Hiking Gear Used In This Video
- Quatix 5 Watches (smart watches we use for adventures but they also connect to the auto pilot on the boat): http://amzn.to/2ygOudg
- Hiking/Water Adventure Shoes: http://amzn.to/2yLNOfb
- Backpack – We wouldn’t recommend the one you see me (Nikki) carrying in this video but Jason’s camelback is an oldie but a goodie. They don’t sell his particular model anymore but we have always had good luck with their gear.
- Garmin InReach: http://amzn.to/2wVdbaP
Sailing Road Trip Report
To see our full map with interactive pins, click here: gonewiththewynns.com/map
- Dates Stayed: August 24 – 31, 2017
- Farms Visited: Elida Estate, Los Lajones, Hacienda la Esmeralda
- Anchorage: We left Curiosity docked at Red Frog Marina on Isla Bastimentos.

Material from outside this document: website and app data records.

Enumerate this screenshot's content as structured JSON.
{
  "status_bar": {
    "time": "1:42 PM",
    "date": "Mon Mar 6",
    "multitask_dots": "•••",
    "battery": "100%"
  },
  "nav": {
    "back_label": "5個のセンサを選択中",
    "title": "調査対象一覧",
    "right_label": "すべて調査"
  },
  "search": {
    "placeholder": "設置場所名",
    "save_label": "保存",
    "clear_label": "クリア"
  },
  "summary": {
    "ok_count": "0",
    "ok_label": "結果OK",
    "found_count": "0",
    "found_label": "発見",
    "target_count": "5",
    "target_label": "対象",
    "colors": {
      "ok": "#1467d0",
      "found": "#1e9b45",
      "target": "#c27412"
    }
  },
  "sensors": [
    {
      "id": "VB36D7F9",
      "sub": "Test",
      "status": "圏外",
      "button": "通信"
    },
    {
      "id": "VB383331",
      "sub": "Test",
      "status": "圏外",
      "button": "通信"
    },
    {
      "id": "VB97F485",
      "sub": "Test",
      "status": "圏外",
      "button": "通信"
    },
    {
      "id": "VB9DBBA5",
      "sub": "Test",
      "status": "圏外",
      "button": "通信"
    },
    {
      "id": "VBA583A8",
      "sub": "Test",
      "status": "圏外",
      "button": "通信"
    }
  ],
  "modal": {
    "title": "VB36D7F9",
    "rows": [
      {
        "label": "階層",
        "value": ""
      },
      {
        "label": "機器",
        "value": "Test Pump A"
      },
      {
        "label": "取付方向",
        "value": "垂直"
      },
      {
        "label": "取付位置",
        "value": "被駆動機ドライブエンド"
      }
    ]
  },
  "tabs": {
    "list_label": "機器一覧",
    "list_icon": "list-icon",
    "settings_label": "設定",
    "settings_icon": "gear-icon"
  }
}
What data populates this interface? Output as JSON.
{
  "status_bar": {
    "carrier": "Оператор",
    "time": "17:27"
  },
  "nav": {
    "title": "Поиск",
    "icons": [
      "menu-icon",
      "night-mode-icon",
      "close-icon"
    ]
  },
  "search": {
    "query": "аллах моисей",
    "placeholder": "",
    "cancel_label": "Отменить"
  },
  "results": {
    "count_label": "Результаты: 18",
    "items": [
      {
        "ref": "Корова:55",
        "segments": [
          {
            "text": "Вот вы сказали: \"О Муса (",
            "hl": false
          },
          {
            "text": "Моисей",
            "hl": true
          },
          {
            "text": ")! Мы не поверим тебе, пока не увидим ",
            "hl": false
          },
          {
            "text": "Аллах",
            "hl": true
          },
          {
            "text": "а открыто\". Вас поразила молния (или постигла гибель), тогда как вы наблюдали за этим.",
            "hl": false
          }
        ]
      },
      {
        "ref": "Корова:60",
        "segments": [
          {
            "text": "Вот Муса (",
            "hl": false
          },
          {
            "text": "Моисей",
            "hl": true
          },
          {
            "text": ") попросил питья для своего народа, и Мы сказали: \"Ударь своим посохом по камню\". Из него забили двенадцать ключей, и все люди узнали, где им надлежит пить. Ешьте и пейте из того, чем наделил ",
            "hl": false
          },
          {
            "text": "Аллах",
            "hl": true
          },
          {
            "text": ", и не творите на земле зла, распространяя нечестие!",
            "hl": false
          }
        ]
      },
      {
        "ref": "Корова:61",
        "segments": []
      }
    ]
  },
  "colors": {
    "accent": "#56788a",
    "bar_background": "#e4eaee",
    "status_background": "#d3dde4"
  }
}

- Where We’re Staying: Fireside Inn and Grill. We paid $54 a night, it was basic and marginally clean but a friendly and an inexpensive base camp for the week. Our options were limited because of the cats and needing a pet friendly place to stay. Otherwise, we would have picked another location.
- Cell & WiFi: We had good +movil and claro cell phone service.
Cameras Used to Capture This Video
- Main Camera – Sony A7ii (Jason’s Camera): http://bit.ly/a7rii-sony
- Sony Zoom Mic: https://www.gonewiththewynns.com/product/sony-gun-zoom-microphone-black
- Sony 24 – 70mm f4 lens: http://bit.ly/2470-zeiss
- DJI Mavic Pro: http://amzn.to/2vUFXa6
- Sony rx100 (Nikki’s Camera): http://amzn.to/2xG43rn
- All of our up to date photo and editing gear: gonewiththewynns.com/best-travel-camera-video-photography
Just in case you’ve seen any stories floating around about the famous poop coffees and how they are the most expensive, the new record is indeed Hacienda la Esmeralda’s Geisha. Don’t know about poop coffee? Here are the two I know about, and no we haven’t tasted them:
- Kopi Luwak – coffee produced from beans that have passed through a civet cat.
- Black Ivory – coffee produced from beans that have passed through an elephant.
Thanks for being a part of the adventure! If you enjoy what we do and you want to help us keep the videos and posts flowing, or buy us a cup of coffee, check out our Say Thanks page. It lists out some ways you can show us some digital love and most won’t cost you a penny.